Relationships with suppliers can take various forms, e.g. Arm’s Length, Cooperative, Integrated, etc.
At InfoSource we focus on establishing arm’s length relationship with our clients. We are pleased to serve companies looking for supply continuity and willing to engage in a long-term relationship based on openness and trust.
The benefit of outsourcing through arm’s length relationships or by using the market include:
- Operational and strategic focus on key competencies
Outsourcing some activities allows the firm to solely focus on those activities at which it excels.
- Cost and risk pooling efficiencies; sizing and location.
External specialists may have greater economies of scale and scope, they may also enjoy risk pooling by serving many other customers in market segments. When outsourcing is combined with off-shoring, additional cost efficiencies may accumulate.
- Operational and financial flexibility which relates to timing type and risk. Outsourcing reduces capital commitments, such as fixed assets, thereby liberating the balance sheets. If structured correctly, outsourcing allows capacity to scale up and down quickly and flexibly among products, thus mitigating demand risks.
- Access to the latest technologies and innovations.
Few companies have the scale and the resources to stay updated with all the latest technologies. Outsourcing can give access to proprietary technology or other intellectual property.
- Market competition enhances efficiency and incentives for improvement.
If there are several potential suppliers, the firm has choices and gains more insights into true costs. In contrast, insourcing creates an internal monopoly that may be reluctant to change. Thus, it may provide lower quality service and higher costs than those of external parties that must compete for business.
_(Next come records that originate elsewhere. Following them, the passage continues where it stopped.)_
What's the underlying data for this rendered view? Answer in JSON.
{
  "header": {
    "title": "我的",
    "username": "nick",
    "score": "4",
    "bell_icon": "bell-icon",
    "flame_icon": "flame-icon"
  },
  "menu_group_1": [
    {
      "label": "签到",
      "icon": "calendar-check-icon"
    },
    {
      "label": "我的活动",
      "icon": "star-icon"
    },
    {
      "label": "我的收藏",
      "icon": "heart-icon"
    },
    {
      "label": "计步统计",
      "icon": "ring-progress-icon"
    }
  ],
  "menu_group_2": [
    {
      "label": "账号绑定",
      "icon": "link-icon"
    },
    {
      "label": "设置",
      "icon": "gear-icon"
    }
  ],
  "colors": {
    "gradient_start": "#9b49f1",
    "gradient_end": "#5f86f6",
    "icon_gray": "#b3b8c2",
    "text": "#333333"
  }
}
Please do not hesitate to share your comments and interest to contribute further to this topic. We would be happy to answer your specific questions and explore opportunities of working together.
Please give us a shout.